### DATA TO PROCESS:
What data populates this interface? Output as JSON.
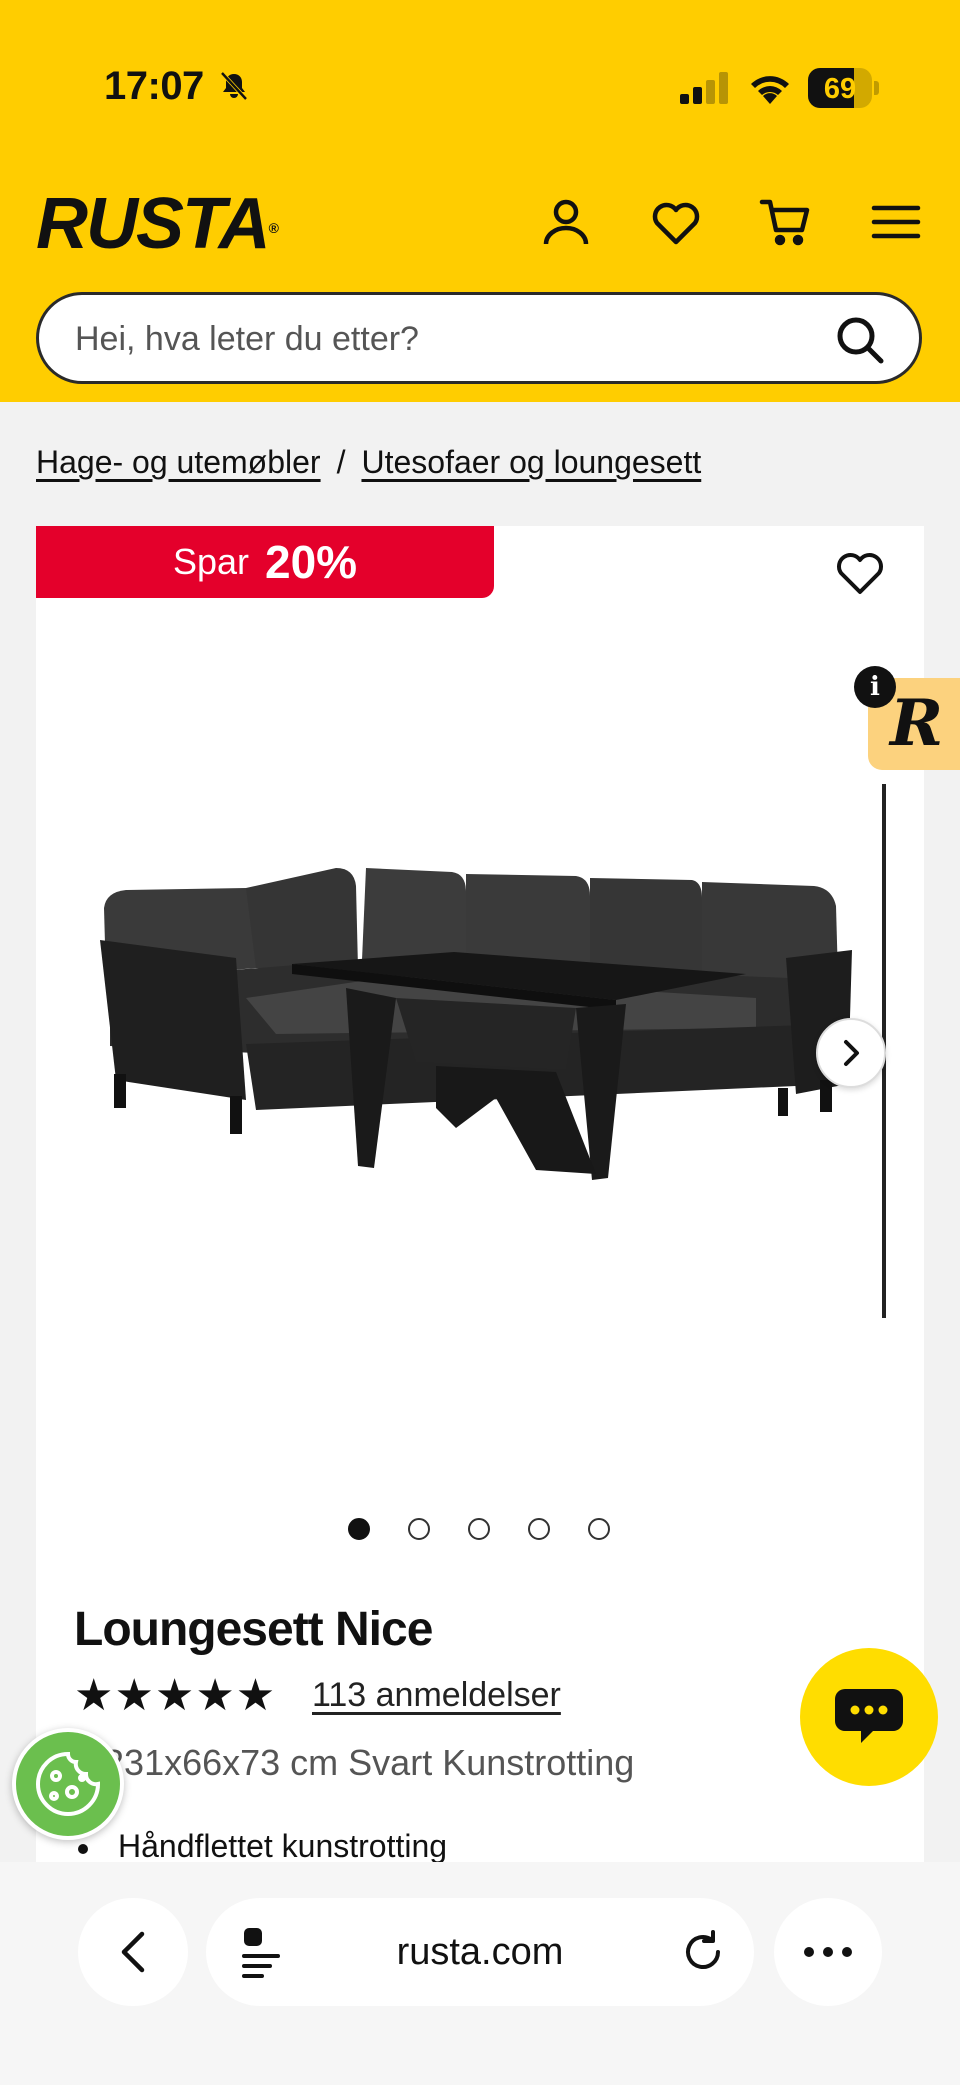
{
  "status_bar": {
    "time": "17:07",
    "battery": "69"
  },
  "header": {
    "logo": "RUSTA",
    "search_placeholder": "Hei, hva leter du etter?"
  },
  "breadcrumb": [
    "Hage- og utemøbler",
    "Utesofaer og loungesett"
  ],
  "product": {
    "badge_label": "Spar",
    "badge_value": "20%",
    "title": "Loungesett Nice",
    "stars": "★★★★★",
    "rating": 5,
    "reviews_link": "113 anmeldelser",
    "dimensions": "5/231x66x73 cm Svart Kunstrotting",
    "bullet_1": "Håndflettet kunstrotting",
    "image_count": 5,
    "active_image": 1
  },
  "browser": {
    "url": "rusta.com"
  },
  "colors": {
    "brand_yellow": "#ffcd00",
    "sale_red": "#e4002b",
    "cookie_green": "#6bbf4e"
  }
}
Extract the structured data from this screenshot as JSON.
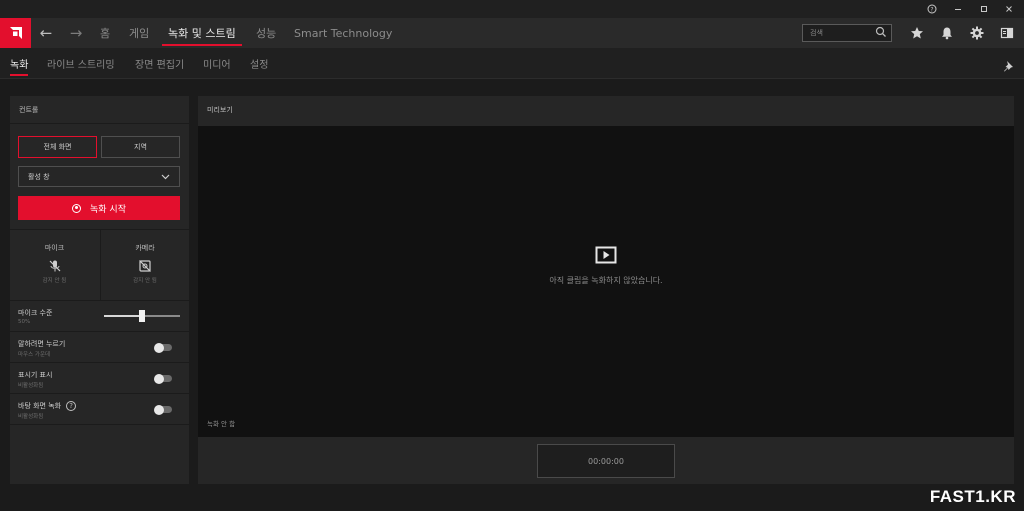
{
  "titlebar": {
    "controls": [
      "help-icon",
      "minimize-icon",
      "maximize-icon",
      "close-icon"
    ]
  },
  "topnav": {
    "home": "홈",
    "items": [
      "게임",
      "녹화 및 스트림",
      "성능",
      "Smart Technology"
    ],
    "active_index": 1,
    "search_placeholder": "검색",
    "tools": [
      "star-icon",
      "bell-icon",
      "gear-icon",
      "panel-icon"
    ]
  },
  "subnav": {
    "items": [
      "녹화",
      "라이브 스트리밍",
      "장면 편집기",
      "미디어",
      "설정"
    ],
    "active_index": 0
  },
  "left_panel": {
    "header": "컨트롤",
    "mode_full": "전체 화면",
    "mode_region": "지역",
    "active_mode": "전체 화면",
    "window_select": "활성 창",
    "record_button": "녹화 시작",
    "mic": {
      "label": "마이크",
      "status": "감지 안 됨"
    },
    "camera": {
      "label": "카메라",
      "status": "감지 안 됨"
    },
    "mic_level": {
      "label": "마이크 수준",
      "value_text": "50%",
      "value": 0.5
    },
    "push_to_talk": {
      "label": "말하려면 누르기",
      "sub": "마우스 가운데",
      "on": false
    },
    "show_indicator": {
      "label": "표시기 표시",
      "sub": "비활성화됨",
      "on": false
    },
    "desktop_record": {
      "label": "바탕 화면 녹화",
      "sub": "비활성화됨",
      "on": false
    }
  },
  "preview": {
    "header": "미리보기",
    "message": "아직 클립을 녹화하지 않았습니다.",
    "status": "녹화 안 함",
    "timer": "00:00:00"
  },
  "watermark": "FAST1.KR",
  "colors": {
    "accent": "#e30f2d"
  }
}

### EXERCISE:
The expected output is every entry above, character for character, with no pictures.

### EXERCISE OUTPUT:
What data populates this interface? Output as JSON.
{
  "status_bar": {
    "time": "17:07",
    "battery": "69"
  },
  "header": {
    "logo": "RUSTA",
    "search_placeholder": "Hei, hva leter du etter?"
  },
  "breadcrumb": [
    "Hage- og utemøbler",
    "Utesofaer og loungesett"
  ],
  "product": {
    "badge_label": "Spar",
    "badge_value": "20%",
    "title": "Loungesett Nice",
    "stars": "★★★★★",
    "rating": 5,
    "reviews_link": "113 anmeldelser",
    "dimensions": "5/231x66x73 cm Svart Kunstrotting",
    "bullet_1": "Håndflettet kunstrotting",
    "image_count": 5,
    "active_image": 1
  },
  "browser": {
    "url": "rusta.com"
  },
  "colors": {
    "brand_yellow": "#ffcd00",
    "sale_red": "#e4002b",
    "cookie_green": "#6bbf4e"
  }
}
Extract the structured data from this screenshot as JSON.
{
  "titlebar": {
    "controls": [
      "help-icon",
      "minimize-icon",
      "maximize-icon",
      "close-icon"
    ]
  },
  "topnav": {
    "home": "홈",
    "items": [
      "게임",
      "녹화 및 스트림",
      "성능",
      "Smart Technology"
    ],
    "active_index": 1,
    "search_placeholder": "검색",
    "tools": [
      "star-icon",
      "bell-icon",
      "gear-icon",
      "panel-icon"
    ]
  },
  "subnav": {
    "items": [
      "녹화",
      "라이브 스트리밍",
      "장면 편집기",
      "미디어",
      "설정"
    ],
    "active_index": 0
  },
  "left_panel": {
    "header": "컨트롤",
    "mode_full": "전체 화면",
    "mode_region": "지역",
    "active_mode": "전체 화면",
    "window_select": "활성 창",
    "record_button": "녹화 시작",
    "mic": {
      "label": "마이크",
      "status": "감지 안 됨"
    },
    "camera": {
      "label": "카메라",
      "status": "감지 안 됨"
    },
    "mic_level": {
      "label": "마이크 수준",
      "value_text": "50%",
      "value": 0.5
    },
    "push_to_talk": {
      "label": "말하려면 누르기",
      "sub": "마우스 가운데",
      "on": false
    },
    "show_indicator": {
      "label": "표시기 표시",
      "sub": "비활성화됨",
      "on": false
    },
    "desktop_record": {
      "label": "바탕 화면 녹화",
      "sub": "비활성화됨",
      "on": false
    }
  },
  "preview": {
    "header": "미리보기",
    "message": "아직 클립을 녹화하지 않았습니다.",
    "status": "녹화 안 함",
    "timer": "00:00:00"
  },
  "watermark": "FAST1.KR",
  "colors": {
    "accent": "#e30f2d"
  }
}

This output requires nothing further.